Xi: There is a lot of pressure. But when you do what you really like, what you really love, it is easier to cope with it. Every week and for every class, we have to do a homework which takes about ten hours. Therefore, after all the lectures, tutorials and reviewing the lectures, we have additional 40 hours of work each week. But I know that at the top universities in the USA the situation is the same. We don’t compare ourselves with the top 100, but with the top 50 or 25 universities. After the first year, it will get better and we will have more time to think about our future projects. Nevertheless, within the program, we work very closely together. I really enjoy this atmosphere. In China, students are very competitive and the whole society is rather competitive. Within our group, it doesn’t matter how good you or your classmates are – only if we work together, we will be able to master the high demands. At this point, the materials we study cannot be found in textbooks or via Google. It is all based on human thinking. Everyone in the program has very strong abilities and we can all inspire each other. For me, this is a source for passion about my studies.

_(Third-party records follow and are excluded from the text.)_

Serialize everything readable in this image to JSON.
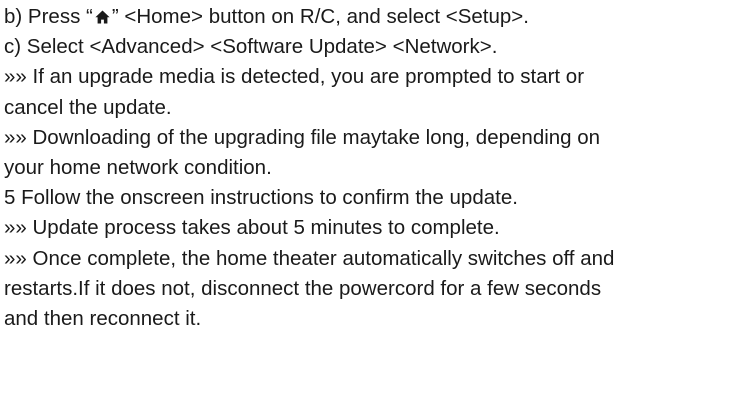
{
  "lines": [
    {
      "pre": "b) Press “",
      "post": "” <Home> button on R/C, and select <Setup>."
    },
    "c) Select <Advanced> <Software Update> <Network>.",
    "»» If an upgrade media is detected, you are prompted to start or",
    "cancel the update.",
    "»» Downloading of the upgrading file maytake long, depending on",
    "your home network condition.",
    "5 Follow the onscreen instructions to confirm the update.",
    "»» Update process takes about 5 minutes to complete.",
    "»» Once complete, the home theater automatically switches off and",
    "restarts.If it does not, disconnect the powercord for a few seconds",
    "and then reconnect it."
  ],
  "icons": {
    "home": "home-icon"
  },
  "colors": {
    "text": "#1a1a1a",
    "background": "#ffffff"
  }
}
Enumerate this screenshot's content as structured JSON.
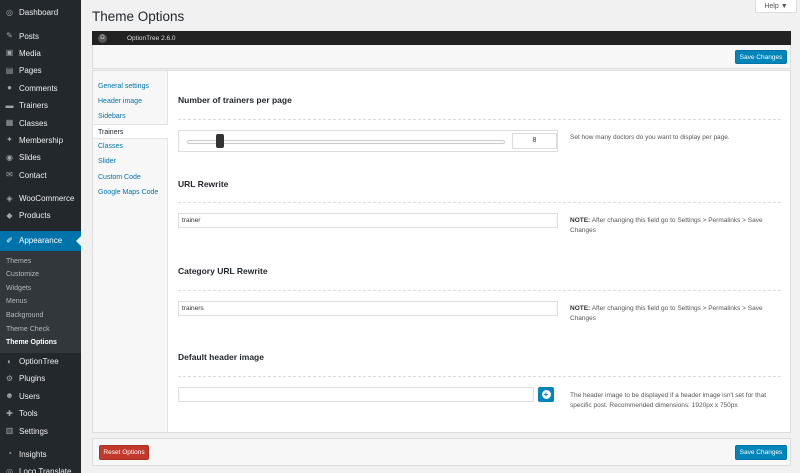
{
  "sidebar": {
    "items": [
      {
        "label": "Dashboard",
        "icon": "dashboard-icon",
        "glyph": "◎"
      },
      {
        "sep": true
      },
      {
        "label": "Posts",
        "icon": "pin-icon",
        "glyph": "✎"
      },
      {
        "label": "Media",
        "icon": "media-icon",
        "glyph": "▣"
      },
      {
        "label": "Pages",
        "icon": "pages-icon",
        "glyph": "▤"
      },
      {
        "label": "Comments",
        "icon": "comments-icon",
        "glyph": "●"
      },
      {
        "label": "Trainers",
        "icon": "trainers-icon",
        "glyph": "▬"
      },
      {
        "label": "Classes",
        "icon": "classes-icon",
        "glyph": "▦"
      },
      {
        "label": "Membership",
        "icon": "membership-icon",
        "glyph": "✦"
      },
      {
        "label": "Slides",
        "icon": "slides-icon",
        "glyph": "◉"
      },
      {
        "label": "Contact",
        "icon": "contact-icon",
        "glyph": "✉"
      },
      {
        "sep": true
      },
      {
        "label": "WooCommerce",
        "icon": "woocommerce-icon",
        "glyph": "◈"
      },
      {
        "label": "Products",
        "icon": "products-icon",
        "glyph": "◆"
      },
      {
        "sep": true
      },
      {
        "label": "Appearance",
        "icon": "appearance-icon",
        "glyph": "✐",
        "active": true
      }
    ],
    "submenu": [
      "Themes",
      "Customize",
      "Widgets",
      "Menus",
      "Background",
      "Theme Check",
      "Theme Options"
    ],
    "submenu_current": 6,
    "items_after": [
      {
        "label": "OptionTree",
        "icon": "optiontree-icon",
        "glyph": "◐"
      },
      {
        "label": "Plugins",
        "icon": "plugins-icon",
        "glyph": "⚙"
      },
      {
        "label": "Users",
        "icon": "users-icon",
        "glyph": "☻"
      },
      {
        "label": "Tools",
        "icon": "tools-icon",
        "glyph": "✚"
      },
      {
        "label": "Settings",
        "icon": "settings-icon",
        "glyph": "▥"
      },
      {
        "sep": true
      },
      {
        "label": "Insights",
        "icon": "insights-icon",
        "glyph": "◔"
      },
      {
        "label": "Loco Translate",
        "icon": "loco-translate-icon",
        "glyph": "◎"
      }
    ]
  },
  "header": {
    "title": "Theme Options",
    "help_label": "Help ▼"
  },
  "optiontree": {
    "version": "OptionTree 2.6.0",
    "logo_glyph": "Ω"
  },
  "actions": {
    "save_label": "Save Changes",
    "reset_label": "Reset Options"
  },
  "tabs": [
    "General settings",
    "Header image",
    "Sidebars",
    "Trainers",
    "Classes",
    "Slider",
    "Custom Code",
    "Google Maps Code"
  ],
  "active_tab": 3,
  "fields": {
    "trainers_per_page": {
      "title": "Number of trainers per page",
      "value": "8",
      "slider_fraction": 0.09,
      "description": "Set how many doctors do you want to display per page."
    },
    "url_rewrite": {
      "title": "URL Rewrite",
      "value": "trainer",
      "note_label": "NOTE:",
      "note_text": "After changing this field go to Settings > Permalinks > Save Changes"
    },
    "category_url_rewrite": {
      "title": "Category URL Rewrite",
      "value": "trainers",
      "note_label": "NOTE:",
      "note_text": "After changing this field go to Settings > Permalinks > Save Changes"
    },
    "default_header_image": {
      "title": "Default header image",
      "value": "",
      "description": "The header image to be displayed if a header image isn't set for that specific post. Recommended dimensions: 1920px x 750px",
      "upload_glyph": "+"
    }
  },
  "colors": {
    "sidebar_bg": "#23282d",
    "accent": "#0073aa",
    "primary_button": "#0085ba",
    "reset_button": "#c0392b"
  }
}
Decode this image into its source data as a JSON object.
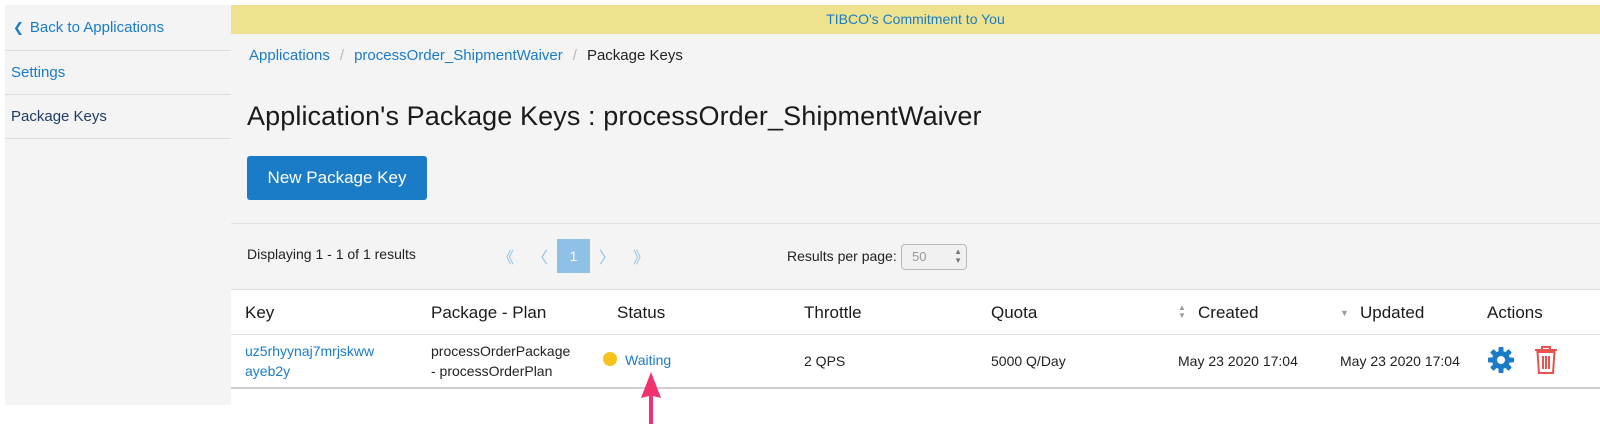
{
  "sidebar": {
    "back_label": "Back to Applications",
    "items": [
      {
        "label": "Settings"
      },
      {
        "label": "Package Keys"
      }
    ]
  },
  "banner": {
    "text": "TIBCO's Commitment to You"
  },
  "breadcrumb": [
    {
      "label": "Applications"
    },
    {
      "label": "processOrder_ShipmentWaiver"
    },
    {
      "label": "Package Keys"
    }
  ],
  "page": {
    "title": "Application's Package Keys : processOrder_ShipmentWaiver",
    "new_button": "New Package Key"
  },
  "pagination": {
    "displaying": "Displaying 1 - 1 of 1 results",
    "first": "《",
    "prev": "〈",
    "current": "1",
    "next": "〉",
    "last": "》",
    "results_per_page_label": "Results per page:",
    "results_per_page_value": "50"
  },
  "table": {
    "columns": [
      "Key",
      "Package - Plan",
      "Status",
      "Throttle",
      "Quota",
      "Created",
      "Updated",
      "Actions"
    ],
    "rows": [
      {
        "key_line1": "uz5rhyynaj7mrjskww",
        "key_line2": "ayeb2y",
        "plan_line1": "processOrderPackage",
        "plan_line2": "- processOrderPlan",
        "status": "Waiting",
        "throttle": "2 QPS",
        "quota": "5000 Q/Day",
        "created": "May 23 2020 17:04",
        "updated": "May 23 2020 17:04",
        "actions": [
          "gear-icon",
          "trash-icon"
        ]
      }
    ]
  },
  "colors": {
    "accent": "#1a7cc7",
    "banner": "#efe28f",
    "status_waiting": "#f7c21b",
    "delete": "#e8534f",
    "annotation_arrow": "#f0326e"
  }
}
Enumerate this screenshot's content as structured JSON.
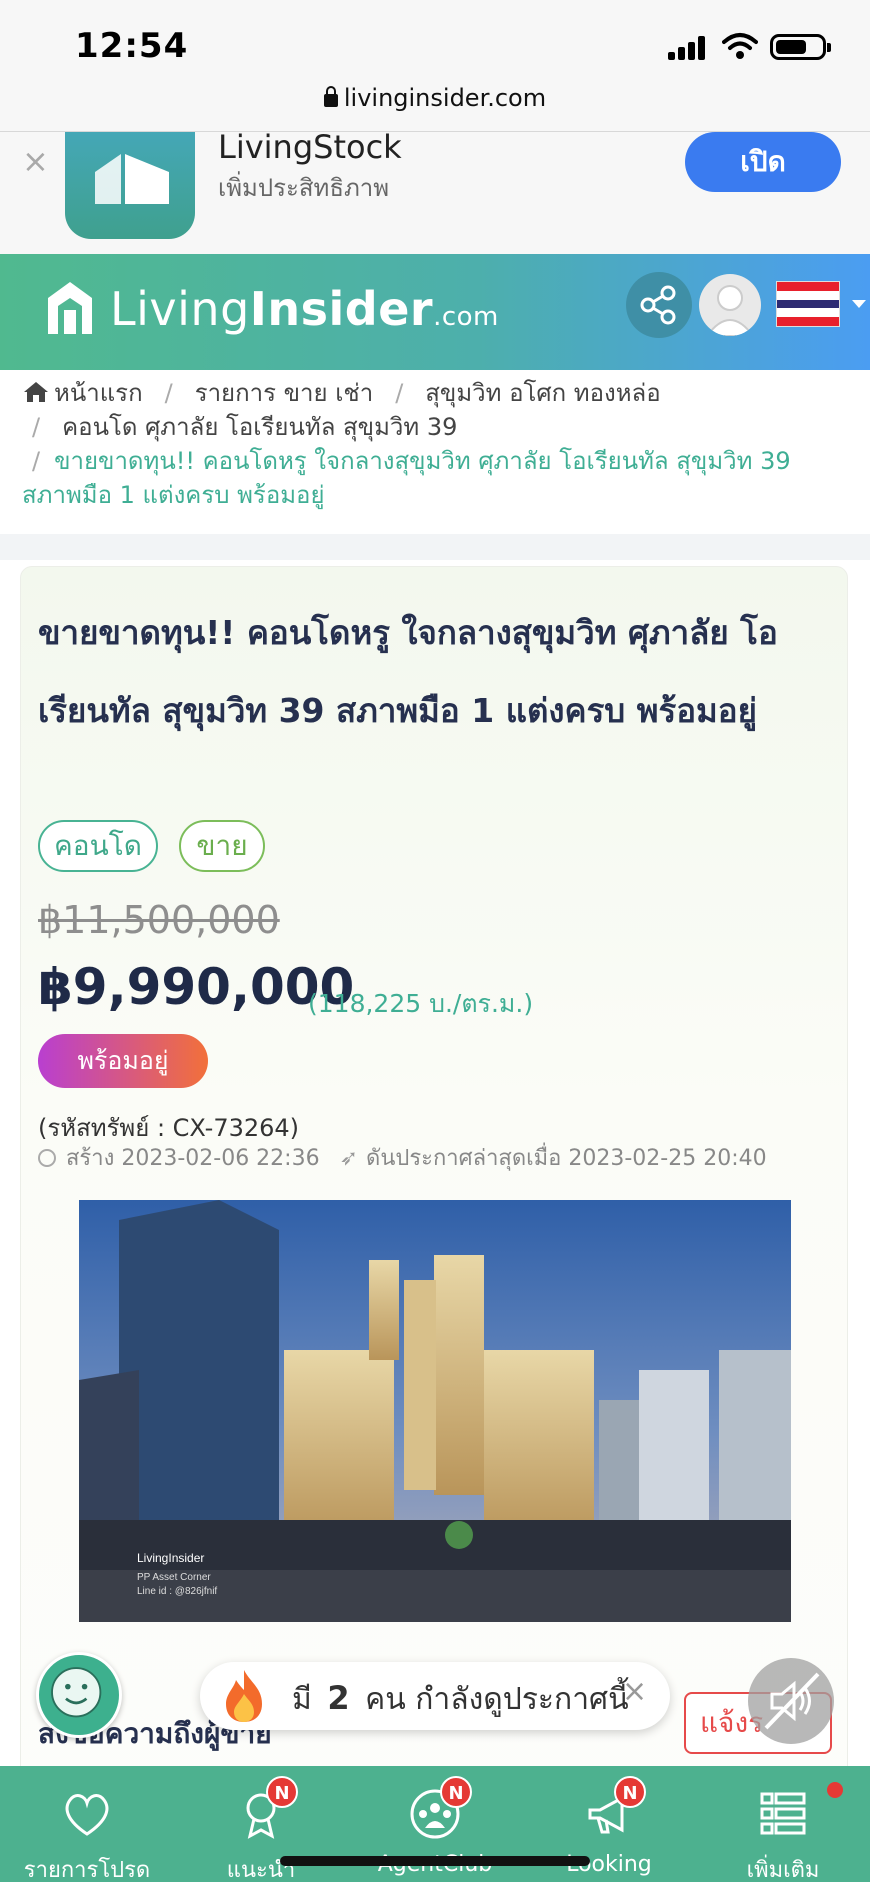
{
  "status_bar": {
    "time": "12:54"
  },
  "url_bar": {
    "domain": "livinginsider.com"
  },
  "app_banner": {
    "app_name": "LivingStock",
    "subtitle": "เพิ่มประสิทธิภาพ",
    "open_label": "เปิด",
    "close_glyph": "×"
  },
  "header": {
    "logo_living": "Living",
    "logo_insider": "Insider",
    "logo_dotcom": ".com",
    "flag": "thailand-flag"
  },
  "breadcrumb": {
    "home": "หน้าแรก",
    "items": [
      "รายการ ขาย เช่า",
      "สุขุมวิท อโศก ทองหล่อ",
      "คอนโด ศุภาลัย โอเรียนทัล สุขุมวิท 39",
      "ขายขาดทุน!! คอนโดหรู ใจกลางสุขุมวิท ศุภาลัย โอเรียนทัล สุขุมวิท 39 สภาพมือ 1 แต่งครบ พร้อมอยู่"
    ],
    "separator": "/"
  },
  "listing": {
    "title": "ขายขาดทุน!! คอนโดหรู ใจกลางสุขุมวิท ศุภาลัย โอเรียนทัล สุขุมวิท 39 สภาพมือ 1 แต่งครบ พร้อมอยู่",
    "tags": [
      "คอนโด",
      "ขาย"
    ],
    "old_price": "฿11,500,000",
    "price": "฿9,990,000",
    "price_per_sqm": "(118,225 บ./ตร.ม.)",
    "ready_badge": "พร้อมอยู่",
    "property_code": "(รหัสทรัพย์ : CX-73264)",
    "created": "สร้าง 2023-02-06 22:36",
    "boosted": "ดันประกาศล่าสุดเมื่อ 2023-02-25 20:40",
    "photo_watermark_brand": "LivingInsider",
    "photo_watermark_agent": "PP Asset Corner",
    "photo_watermark_line": "Line id : @826jfnif"
  },
  "overlays": {
    "chat_hint": "ส่งข้อความถึงผู้ขาย",
    "viewers_prefix": "มี",
    "viewers_count": "2",
    "viewers_suffix": "คน กำลังดูประกาศนี้",
    "viewers_close": "×",
    "report_label": "แจ้งร"
  },
  "bottom_nav": {
    "items": [
      {
        "label": "รายการโปรด",
        "icon": "heart-icon",
        "badge": ""
      },
      {
        "label": "แนะนำ",
        "icon": "award-icon",
        "badge": "N"
      },
      {
        "label": "AgentClub",
        "icon": "group-icon",
        "badge": "N"
      },
      {
        "label": "Looking",
        "icon": "megaphone-icon",
        "badge": "N"
      },
      {
        "label": "เพิ่มเติม",
        "icon": "menu-list-icon",
        "badge": ""
      }
    ]
  },
  "colors": {
    "brand_green": "#4db18f",
    "header_blue": "#4b9df2",
    "price_text": "#1f2a48",
    "accent_teal": "#3fae94",
    "badge_red": "#e53935"
  }
}
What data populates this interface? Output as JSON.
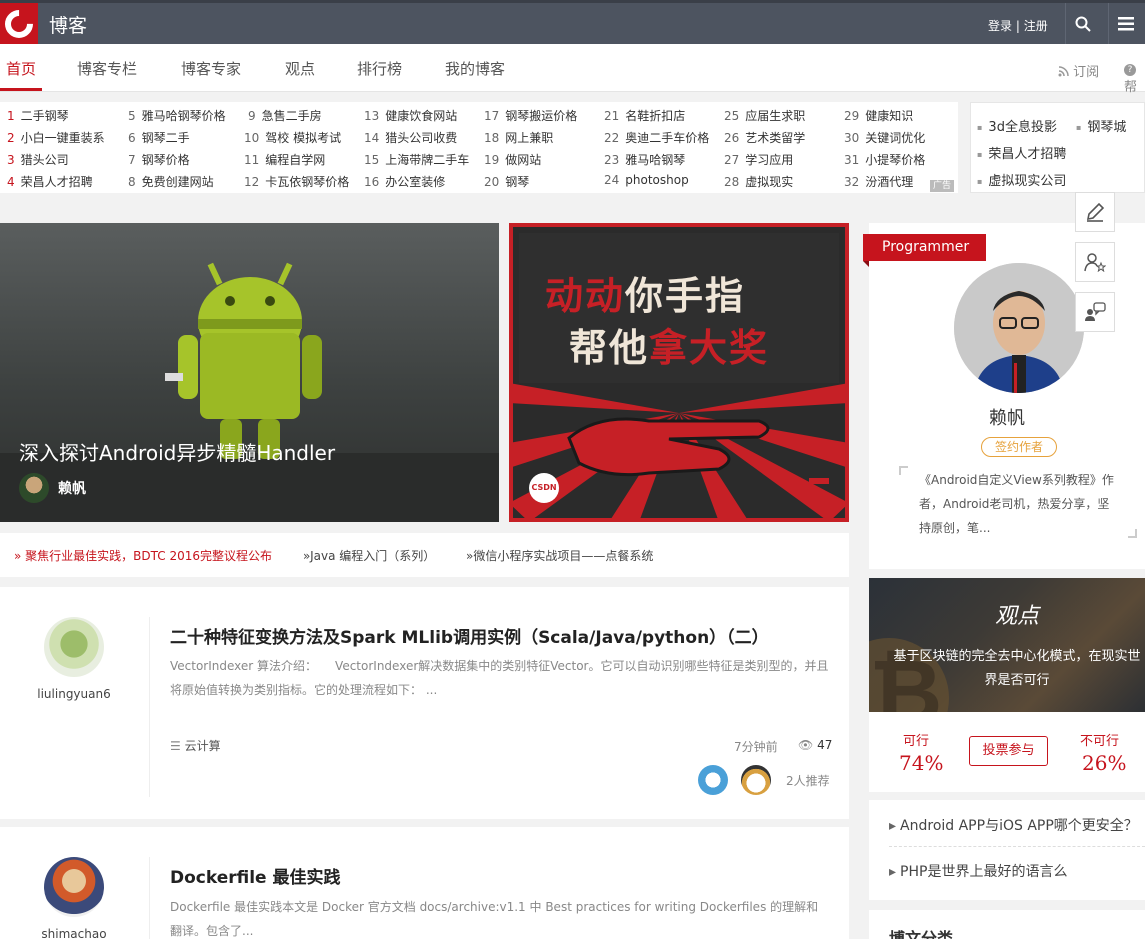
{
  "header": {
    "brand": "博客",
    "login": "登录",
    "sep": "|",
    "register": "注册"
  },
  "nav": {
    "tabs": [
      "首页",
      "博客专栏",
      "博客专家",
      "观点",
      "排行榜",
      "我的博客"
    ],
    "subscribe": "订阅",
    "help": "帮"
  },
  "ads": {
    "col1": [
      [
        "1",
        "二手钢琴"
      ],
      [
        "2",
        "小白一键重装系"
      ],
      [
        "3",
        "猎头公司"
      ],
      [
        "4",
        "荣昌人才招聘"
      ]
    ],
    "col2": [
      [
        "5",
        "雅马哈钢琴价格"
      ],
      [
        "6",
        "钢琴二手"
      ],
      [
        "7",
        "钢琴价格"
      ],
      [
        "8",
        "免费创建网站"
      ]
    ],
    "col3": [
      [
        "9",
        "急售二手房"
      ],
      [
        "10",
        "驾校 模拟考试"
      ],
      [
        "11",
        "编程自学网"
      ],
      [
        "12",
        "卡瓦依钢琴价格"
      ]
    ],
    "col4": [
      [
        "13",
        "健康饮食网站"
      ],
      [
        "14",
        "猎头公司收费"
      ],
      [
        "15",
        "上海带牌二手车"
      ],
      [
        "16",
        "办公室装修"
      ]
    ],
    "col5": [
      [
        "17",
        "钢琴搬运价格"
      ],
      [
        "18",
        "网上兼职"
      ],
      [
        "19",
        "做网站"
      ],
      [
        "20",
        "钢琴"
      ]
    ],
    "col6": [
      [
        "21",
        "名鞋折扣店"
      ],
      [
        "22",
        "奥迪二手车价格"
      ],
      [
        "23",
        "雅马哈钢琴"
      ],
      [
        "24",
        "photoshop"
      ]
    ],
    "col7": [
      [
        "25",
        "应届生求职"
      ],
      [
        "26",
        "艺术类留学"
      ],
      [
        "27",
        "学习应用"
      ],
      [
        "28",
        "虚拟现实"
      ]
    ],
    "col8": [
      [
        "29",
        "健康知识"
      ],
      [
        "30",
        "关键词优化"
      ],
      [
        "31",
        "小提琴价格"
      ],
      [
        "32",
        "汾酒代理"
      ]
    ],
    "ad_label": "广告",
    "side": [
      "3d全息投影",
      "钢琴城",
      "荣昌人才招聘",
      "虚拟现实公司"
    ]
  },
  "feature": {
    "title": "深入探讨Android异步精髓Handler",
    "author": "赖帆",
    "banner_line1a": "动动",
    "banner_line1b": "你手指",
    "banner_line2a": "帮他",
    "banner_line2b": "拿大奖",
    "banner_logo": "CSDN"
  },
  "headlines": [
    "» 聚焦行业最佳实践，BDTC 2016完整议程公布",
    "»Java 编程入门（系列）",
    "»微信小程序实战项目——点餐系统"
  ],
  "articles": [
    {
      "user": "liulingyuan6",
      "title": "二十种特征变换方法及Spark MLlib调用实例（Scala/Java/python）（二）",
      "desc": "VectorIndexer 算法介绍：　　VectorIndexer解决数据集中的类别特征Vector。它可以自动识别哪些特征是类别型的，并且将原始值转换为类别指标。它的处理流程如下：  ...",
      "category": "云计算",
      "time": "7分钟前",
      "views": "47",
      "recommend": "2人推荐"
    },
    {
      "user": "shimachao",
      "title": "Dockerfile 最佳实践",
      "desc": "Dockerfile 最佳实践本文是 Docker 官方文档 docs/archive:v1.1 中 Best practices for writing Dockerfiles 的理解和翻译。包含了..."
    }
  ],
  "profile": {
    "ribbon": "Programmer",
    "name": "赖帆",
    "badge": "签约作者",
    "bio": "《Android自定义View系列教程》作者，Android老司机，热爱分享，坚持原创，笔..."
  },
  "viewpoint": {
    "logo": "观点",
    "text": "基于区块链的完全去中心化模式，在现实世界是否可行",
    "yes_label": "可行",
    "yes_pct": "74%",
    "no_label": "不可行",
    "no_pct": "26%",
    "vote": "投票参与"
  },
  "qa": [
    "Android APP与iOS APP哪个更安全？",
    "PHP是世界上最好的语言么"
  ],
  "category_title": "博文分类",
  "colors": {
    "brand_red": "#c6141d",
    "topbar": "#4d5460",
    "badge_orange": "#e6a23c"
  }
}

Where would you like to pursue your PhD? Do you want to stay in Mannheim?
Xi: Staying here for ten years in total might be a little bit too long. But after the first semester here, I have to say, the quality is extraordinarily high. In the US for example where I studied for one semester, the system is different. They start from the very basics and give every student the chance to adapt to it. Within this framework, some students show a higher performance whereas others a lower one. Here, everybody needs to meet a certain level. If you can make it in a program that is structured like this, this is very positive for your future. I like to read the résumés from my professors to find out how they achieved their current positions because one day I want to stand there, too. Most of them have gained experience either in the USA or in the UK. I suppose I will finish my studies here and then do the same. But I also think that China’s future is very promising. I don’t like the structure of economic studies in China for now, but at some point they might need my knowledge.
How do you like to spend your free time?
Xi: I am a big
sports fan and I really enjoy the offers of the Institute of Sports. For
example, I will attend a skiing trip to Austria. This will be a great
opportunity to relax. Generally, in Mannheim or in Germany, there are many
things to do. I prefer the balance between work and life here a lot. This is
not typical for China. Although I attend this demanding program of study, the
general pace of life for me here is much slower than it would have been in
Interview: Lina Vollmer | Photo: Elisa Berdica | November 2016